RECORDS PROVIDED.

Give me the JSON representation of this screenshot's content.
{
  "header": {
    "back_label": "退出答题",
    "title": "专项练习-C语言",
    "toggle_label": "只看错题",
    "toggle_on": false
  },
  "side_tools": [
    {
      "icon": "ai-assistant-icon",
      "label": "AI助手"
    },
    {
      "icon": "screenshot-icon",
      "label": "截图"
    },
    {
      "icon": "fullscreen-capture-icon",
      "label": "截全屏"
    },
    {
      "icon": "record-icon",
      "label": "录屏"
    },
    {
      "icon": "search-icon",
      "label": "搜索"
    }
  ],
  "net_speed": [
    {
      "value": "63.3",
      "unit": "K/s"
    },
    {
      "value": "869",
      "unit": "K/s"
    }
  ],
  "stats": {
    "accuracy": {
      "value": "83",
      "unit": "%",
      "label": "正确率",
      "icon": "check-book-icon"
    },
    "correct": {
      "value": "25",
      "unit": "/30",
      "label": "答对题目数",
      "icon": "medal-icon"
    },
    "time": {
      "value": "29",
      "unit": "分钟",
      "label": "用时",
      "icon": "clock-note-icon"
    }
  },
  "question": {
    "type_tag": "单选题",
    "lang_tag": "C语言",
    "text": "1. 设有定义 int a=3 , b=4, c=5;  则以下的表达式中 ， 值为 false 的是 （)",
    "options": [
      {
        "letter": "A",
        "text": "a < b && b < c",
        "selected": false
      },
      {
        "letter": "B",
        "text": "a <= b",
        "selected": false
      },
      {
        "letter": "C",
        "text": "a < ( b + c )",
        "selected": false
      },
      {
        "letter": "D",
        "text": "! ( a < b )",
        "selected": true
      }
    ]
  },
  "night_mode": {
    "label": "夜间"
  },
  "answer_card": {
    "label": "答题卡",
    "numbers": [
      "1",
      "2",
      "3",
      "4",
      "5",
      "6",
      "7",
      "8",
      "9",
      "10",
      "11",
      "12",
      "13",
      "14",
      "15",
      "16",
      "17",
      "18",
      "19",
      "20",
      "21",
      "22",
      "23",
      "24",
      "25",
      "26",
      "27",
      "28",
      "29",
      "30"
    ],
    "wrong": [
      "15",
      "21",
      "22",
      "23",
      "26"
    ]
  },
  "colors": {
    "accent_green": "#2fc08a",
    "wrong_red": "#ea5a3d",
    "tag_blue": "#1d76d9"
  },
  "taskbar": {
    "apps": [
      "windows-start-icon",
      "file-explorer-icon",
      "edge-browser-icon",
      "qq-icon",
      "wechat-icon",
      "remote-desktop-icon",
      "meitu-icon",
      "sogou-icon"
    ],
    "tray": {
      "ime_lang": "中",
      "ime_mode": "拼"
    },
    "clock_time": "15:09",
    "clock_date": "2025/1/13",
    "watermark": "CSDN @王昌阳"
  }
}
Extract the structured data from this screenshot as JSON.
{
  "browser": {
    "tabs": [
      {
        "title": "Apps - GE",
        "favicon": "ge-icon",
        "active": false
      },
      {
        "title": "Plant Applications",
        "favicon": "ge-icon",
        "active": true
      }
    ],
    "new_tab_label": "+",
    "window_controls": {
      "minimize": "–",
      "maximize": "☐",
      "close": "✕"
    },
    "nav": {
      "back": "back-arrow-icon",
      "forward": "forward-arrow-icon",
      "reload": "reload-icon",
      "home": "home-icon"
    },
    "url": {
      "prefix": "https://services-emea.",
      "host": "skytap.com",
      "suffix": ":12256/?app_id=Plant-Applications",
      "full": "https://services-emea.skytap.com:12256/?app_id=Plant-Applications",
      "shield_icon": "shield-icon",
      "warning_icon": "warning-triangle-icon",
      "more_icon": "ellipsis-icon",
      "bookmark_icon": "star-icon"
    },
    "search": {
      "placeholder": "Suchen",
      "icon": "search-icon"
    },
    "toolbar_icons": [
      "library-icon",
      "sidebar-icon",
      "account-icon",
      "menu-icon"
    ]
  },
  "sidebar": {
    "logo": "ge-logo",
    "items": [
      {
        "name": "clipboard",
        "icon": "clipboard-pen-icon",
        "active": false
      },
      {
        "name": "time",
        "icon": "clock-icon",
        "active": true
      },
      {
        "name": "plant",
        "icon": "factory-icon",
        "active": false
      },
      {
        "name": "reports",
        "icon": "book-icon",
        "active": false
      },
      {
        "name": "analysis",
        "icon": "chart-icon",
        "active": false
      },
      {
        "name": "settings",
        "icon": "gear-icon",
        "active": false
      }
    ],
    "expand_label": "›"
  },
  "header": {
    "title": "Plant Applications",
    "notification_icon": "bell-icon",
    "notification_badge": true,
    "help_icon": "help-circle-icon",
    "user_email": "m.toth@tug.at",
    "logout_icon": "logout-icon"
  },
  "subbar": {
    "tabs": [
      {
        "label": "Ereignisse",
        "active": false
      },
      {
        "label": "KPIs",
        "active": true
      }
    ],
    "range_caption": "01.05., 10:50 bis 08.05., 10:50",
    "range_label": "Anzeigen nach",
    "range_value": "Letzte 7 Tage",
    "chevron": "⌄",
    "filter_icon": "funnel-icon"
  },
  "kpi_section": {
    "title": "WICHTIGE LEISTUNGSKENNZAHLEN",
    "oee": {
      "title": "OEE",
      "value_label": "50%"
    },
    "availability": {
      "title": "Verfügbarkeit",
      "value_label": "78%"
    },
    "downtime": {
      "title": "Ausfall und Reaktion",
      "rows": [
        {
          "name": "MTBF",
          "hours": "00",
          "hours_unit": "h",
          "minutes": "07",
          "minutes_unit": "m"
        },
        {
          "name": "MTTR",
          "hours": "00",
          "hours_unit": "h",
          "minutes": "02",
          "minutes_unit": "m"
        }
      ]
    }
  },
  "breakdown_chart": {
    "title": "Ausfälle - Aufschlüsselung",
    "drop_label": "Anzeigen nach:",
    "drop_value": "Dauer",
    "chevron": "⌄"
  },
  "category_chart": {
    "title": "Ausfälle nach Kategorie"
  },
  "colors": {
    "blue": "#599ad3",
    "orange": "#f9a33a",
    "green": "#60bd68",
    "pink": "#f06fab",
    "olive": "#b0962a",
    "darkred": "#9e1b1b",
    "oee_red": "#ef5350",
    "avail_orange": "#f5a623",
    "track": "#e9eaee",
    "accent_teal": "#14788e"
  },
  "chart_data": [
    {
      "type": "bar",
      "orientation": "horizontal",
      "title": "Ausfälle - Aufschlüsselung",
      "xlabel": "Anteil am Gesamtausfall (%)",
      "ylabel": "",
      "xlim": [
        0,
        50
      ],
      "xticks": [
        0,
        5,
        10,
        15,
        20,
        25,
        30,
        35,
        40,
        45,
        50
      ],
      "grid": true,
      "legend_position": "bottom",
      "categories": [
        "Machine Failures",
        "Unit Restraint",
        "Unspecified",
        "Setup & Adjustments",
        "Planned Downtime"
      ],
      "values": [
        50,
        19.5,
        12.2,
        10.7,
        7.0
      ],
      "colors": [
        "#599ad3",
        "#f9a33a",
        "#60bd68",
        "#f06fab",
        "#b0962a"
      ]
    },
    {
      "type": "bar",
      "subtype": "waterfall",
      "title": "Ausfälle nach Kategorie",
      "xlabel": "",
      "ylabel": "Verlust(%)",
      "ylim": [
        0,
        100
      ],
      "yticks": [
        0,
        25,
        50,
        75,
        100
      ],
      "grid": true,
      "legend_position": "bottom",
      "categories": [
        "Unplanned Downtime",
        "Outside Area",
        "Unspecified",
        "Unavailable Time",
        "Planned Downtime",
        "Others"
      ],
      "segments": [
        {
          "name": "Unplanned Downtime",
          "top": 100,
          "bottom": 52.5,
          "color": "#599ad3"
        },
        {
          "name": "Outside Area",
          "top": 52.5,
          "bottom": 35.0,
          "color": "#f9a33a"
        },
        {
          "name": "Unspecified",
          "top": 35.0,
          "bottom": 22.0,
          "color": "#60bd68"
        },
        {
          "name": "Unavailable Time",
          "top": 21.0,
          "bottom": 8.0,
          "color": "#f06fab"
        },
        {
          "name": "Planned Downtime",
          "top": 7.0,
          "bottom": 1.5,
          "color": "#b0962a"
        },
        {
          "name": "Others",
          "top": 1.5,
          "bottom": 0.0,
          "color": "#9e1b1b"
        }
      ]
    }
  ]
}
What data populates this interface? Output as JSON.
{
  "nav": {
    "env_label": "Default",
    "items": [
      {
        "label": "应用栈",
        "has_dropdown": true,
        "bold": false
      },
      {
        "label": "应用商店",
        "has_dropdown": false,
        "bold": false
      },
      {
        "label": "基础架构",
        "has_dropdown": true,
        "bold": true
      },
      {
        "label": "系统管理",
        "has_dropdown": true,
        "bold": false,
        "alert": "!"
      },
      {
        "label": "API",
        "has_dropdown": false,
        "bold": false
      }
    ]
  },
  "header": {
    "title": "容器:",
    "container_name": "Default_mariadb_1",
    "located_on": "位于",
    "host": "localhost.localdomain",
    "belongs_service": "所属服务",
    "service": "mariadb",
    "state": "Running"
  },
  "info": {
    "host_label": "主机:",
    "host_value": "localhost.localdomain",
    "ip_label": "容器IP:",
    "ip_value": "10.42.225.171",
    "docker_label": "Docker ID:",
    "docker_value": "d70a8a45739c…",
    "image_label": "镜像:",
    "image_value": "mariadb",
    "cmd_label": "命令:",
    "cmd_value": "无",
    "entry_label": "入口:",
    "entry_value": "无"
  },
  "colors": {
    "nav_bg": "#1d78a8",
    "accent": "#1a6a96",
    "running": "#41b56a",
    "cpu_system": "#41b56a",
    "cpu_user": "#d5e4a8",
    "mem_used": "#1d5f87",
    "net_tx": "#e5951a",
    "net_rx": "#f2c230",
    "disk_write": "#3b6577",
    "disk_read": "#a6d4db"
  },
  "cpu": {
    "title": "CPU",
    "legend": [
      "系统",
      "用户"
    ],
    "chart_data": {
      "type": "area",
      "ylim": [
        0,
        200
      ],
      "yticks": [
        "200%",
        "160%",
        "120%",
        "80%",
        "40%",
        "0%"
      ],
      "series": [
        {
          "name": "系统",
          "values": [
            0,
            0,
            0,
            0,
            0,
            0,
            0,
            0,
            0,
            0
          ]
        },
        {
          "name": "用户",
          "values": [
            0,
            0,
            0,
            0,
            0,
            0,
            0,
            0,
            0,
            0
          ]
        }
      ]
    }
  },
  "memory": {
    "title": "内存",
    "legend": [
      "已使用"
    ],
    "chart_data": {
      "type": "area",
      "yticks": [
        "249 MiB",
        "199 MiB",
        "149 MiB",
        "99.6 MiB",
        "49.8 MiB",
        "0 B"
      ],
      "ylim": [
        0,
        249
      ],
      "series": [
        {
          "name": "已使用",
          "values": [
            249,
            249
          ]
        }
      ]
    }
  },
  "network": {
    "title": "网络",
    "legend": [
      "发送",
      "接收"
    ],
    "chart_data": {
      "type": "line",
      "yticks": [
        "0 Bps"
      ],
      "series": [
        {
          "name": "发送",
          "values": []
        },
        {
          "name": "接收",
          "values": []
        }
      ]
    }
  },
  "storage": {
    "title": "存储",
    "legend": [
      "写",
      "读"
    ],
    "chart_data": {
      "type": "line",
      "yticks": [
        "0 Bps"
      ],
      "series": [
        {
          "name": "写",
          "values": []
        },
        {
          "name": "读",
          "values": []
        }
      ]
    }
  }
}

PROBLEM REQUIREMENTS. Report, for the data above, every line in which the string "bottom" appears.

OUTPUT.
      "legend_position": "bottom",
      "legend_position": "bottom",
          "bottom": 52.5,
          "bottom": 35.0,
          "bottom": 22.0,
          "bottom": 8.0,
          "bottom": 1.5,
          "bottom": 0.0,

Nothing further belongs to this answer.